The number of Canadians who struggled to put food on the table skyrocketed during the coronavirus pandemic according to the non-profit Community Food Centres Canada (CFCC).

According to their recent report, the CFCC says the number of Canadians facing food shortages grew 39% in the first two months of the pandemic, now affecting 1 in 7 Canadians.

“More and more Canadians are relying on an increasingly precarious labour market and low-wage jobs and a restrictive and inadequate Employment Insurance program when they get laid off,” they wrote. 

“The cost of housing, child care, prescriptions and food is increasing sharply. More and more people are living alone and shouldering these costs on one income.”

Experts have recently determined that government lockdowns are not only leaving many Canadians unemployed, but also lead to an increase in food prices across Canada.

In September, Dalhousie University’s Agri-food Analytics Lab determined that Canadian grocery bills increased by 4% this year, with price hikes attributed to the increased costs for businesses to operate during coronavirus restrictions.

Of those surveyed by the CFCC, 81% said food shortage has taken a toll on their physical health, with 79% it has taken a toll on their mental health.

While many Canadians struggle with putting food on the table, members of the agriculture community have said the pandemic has put food security in jeopardy for the whole country.

In the summer, the Grain Farmers of Ontario reported that many farms will not survive the pandemic without support from the federal government.

“We are at a real breaking point. The federal government continues to ask farmers to bear all of the risk associated with securing Canada’s food system and takes no action to partner with us in this risk,” Chair Markus Haerle said.

Unlike the United States, Canada has provided little support to farmers during the pandemic.

“Our farmer-members will lose money on every acre of corn, with no way to regain those losses, while our U.S. counterparts will be able to survive these losses thanks to support from their government,” Haerle said.
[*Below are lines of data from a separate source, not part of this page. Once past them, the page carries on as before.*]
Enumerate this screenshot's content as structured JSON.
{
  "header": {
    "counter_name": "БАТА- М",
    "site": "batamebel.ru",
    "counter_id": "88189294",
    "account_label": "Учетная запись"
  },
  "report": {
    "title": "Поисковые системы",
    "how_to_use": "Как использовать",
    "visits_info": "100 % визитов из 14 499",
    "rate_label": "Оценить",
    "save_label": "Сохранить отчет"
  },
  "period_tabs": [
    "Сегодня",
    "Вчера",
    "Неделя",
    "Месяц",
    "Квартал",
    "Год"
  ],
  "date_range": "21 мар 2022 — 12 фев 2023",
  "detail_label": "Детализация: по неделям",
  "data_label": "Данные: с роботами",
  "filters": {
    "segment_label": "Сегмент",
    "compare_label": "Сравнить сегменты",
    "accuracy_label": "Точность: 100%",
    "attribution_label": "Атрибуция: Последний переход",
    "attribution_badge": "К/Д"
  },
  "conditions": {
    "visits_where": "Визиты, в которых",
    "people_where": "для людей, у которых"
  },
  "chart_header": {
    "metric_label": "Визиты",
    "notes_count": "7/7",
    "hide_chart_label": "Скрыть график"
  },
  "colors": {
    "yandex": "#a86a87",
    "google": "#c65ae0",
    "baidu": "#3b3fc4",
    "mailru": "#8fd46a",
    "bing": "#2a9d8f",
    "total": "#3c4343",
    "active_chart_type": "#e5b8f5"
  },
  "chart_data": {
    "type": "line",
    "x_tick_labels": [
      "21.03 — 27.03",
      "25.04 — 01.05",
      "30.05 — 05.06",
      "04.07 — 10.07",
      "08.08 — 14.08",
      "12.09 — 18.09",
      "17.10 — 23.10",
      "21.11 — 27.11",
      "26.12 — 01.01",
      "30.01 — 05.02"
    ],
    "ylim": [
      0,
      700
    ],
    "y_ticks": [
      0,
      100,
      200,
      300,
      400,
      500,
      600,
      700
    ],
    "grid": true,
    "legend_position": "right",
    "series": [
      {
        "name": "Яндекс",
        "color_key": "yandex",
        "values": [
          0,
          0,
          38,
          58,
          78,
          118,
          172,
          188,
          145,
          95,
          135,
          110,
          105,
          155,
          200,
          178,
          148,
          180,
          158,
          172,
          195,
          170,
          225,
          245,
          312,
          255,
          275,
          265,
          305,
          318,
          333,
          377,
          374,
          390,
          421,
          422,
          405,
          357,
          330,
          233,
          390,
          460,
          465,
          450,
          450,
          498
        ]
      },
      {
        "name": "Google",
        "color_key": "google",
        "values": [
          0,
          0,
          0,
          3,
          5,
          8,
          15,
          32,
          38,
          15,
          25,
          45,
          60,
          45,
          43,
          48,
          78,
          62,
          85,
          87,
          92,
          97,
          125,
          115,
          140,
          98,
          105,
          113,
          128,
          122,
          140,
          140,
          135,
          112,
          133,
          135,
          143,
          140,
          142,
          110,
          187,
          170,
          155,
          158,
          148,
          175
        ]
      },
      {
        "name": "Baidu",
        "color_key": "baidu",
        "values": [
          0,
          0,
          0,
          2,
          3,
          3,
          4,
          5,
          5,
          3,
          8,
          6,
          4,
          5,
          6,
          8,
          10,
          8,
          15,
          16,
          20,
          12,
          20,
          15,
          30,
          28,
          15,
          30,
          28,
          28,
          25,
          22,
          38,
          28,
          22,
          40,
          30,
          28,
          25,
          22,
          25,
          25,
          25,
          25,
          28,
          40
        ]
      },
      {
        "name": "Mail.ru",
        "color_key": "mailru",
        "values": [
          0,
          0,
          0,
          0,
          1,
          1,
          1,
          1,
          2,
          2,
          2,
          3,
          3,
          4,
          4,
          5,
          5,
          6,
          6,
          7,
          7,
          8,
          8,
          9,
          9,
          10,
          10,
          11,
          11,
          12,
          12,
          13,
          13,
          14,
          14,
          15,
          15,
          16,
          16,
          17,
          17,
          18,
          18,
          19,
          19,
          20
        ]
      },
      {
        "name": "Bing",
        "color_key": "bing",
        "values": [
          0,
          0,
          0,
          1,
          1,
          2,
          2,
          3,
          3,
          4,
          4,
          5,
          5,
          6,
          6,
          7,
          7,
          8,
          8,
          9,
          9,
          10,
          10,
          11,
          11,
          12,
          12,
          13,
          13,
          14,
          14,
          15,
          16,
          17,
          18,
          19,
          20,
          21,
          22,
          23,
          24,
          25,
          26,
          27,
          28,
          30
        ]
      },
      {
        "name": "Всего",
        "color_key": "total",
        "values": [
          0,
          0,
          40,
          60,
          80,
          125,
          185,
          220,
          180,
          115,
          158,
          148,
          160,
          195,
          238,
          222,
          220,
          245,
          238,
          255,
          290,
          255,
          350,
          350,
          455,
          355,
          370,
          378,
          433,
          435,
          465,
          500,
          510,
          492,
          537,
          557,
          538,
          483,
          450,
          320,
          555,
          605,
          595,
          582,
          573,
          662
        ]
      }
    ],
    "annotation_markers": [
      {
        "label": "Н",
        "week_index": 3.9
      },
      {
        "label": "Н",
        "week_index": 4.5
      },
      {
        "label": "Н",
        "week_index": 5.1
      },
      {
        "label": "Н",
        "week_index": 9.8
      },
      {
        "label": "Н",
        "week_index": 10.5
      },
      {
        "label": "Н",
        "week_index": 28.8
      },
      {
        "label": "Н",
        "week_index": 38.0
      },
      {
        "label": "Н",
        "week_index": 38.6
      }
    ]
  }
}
Without Canadian farmers, consumers will be more dependent on the United States and China to meet their needs.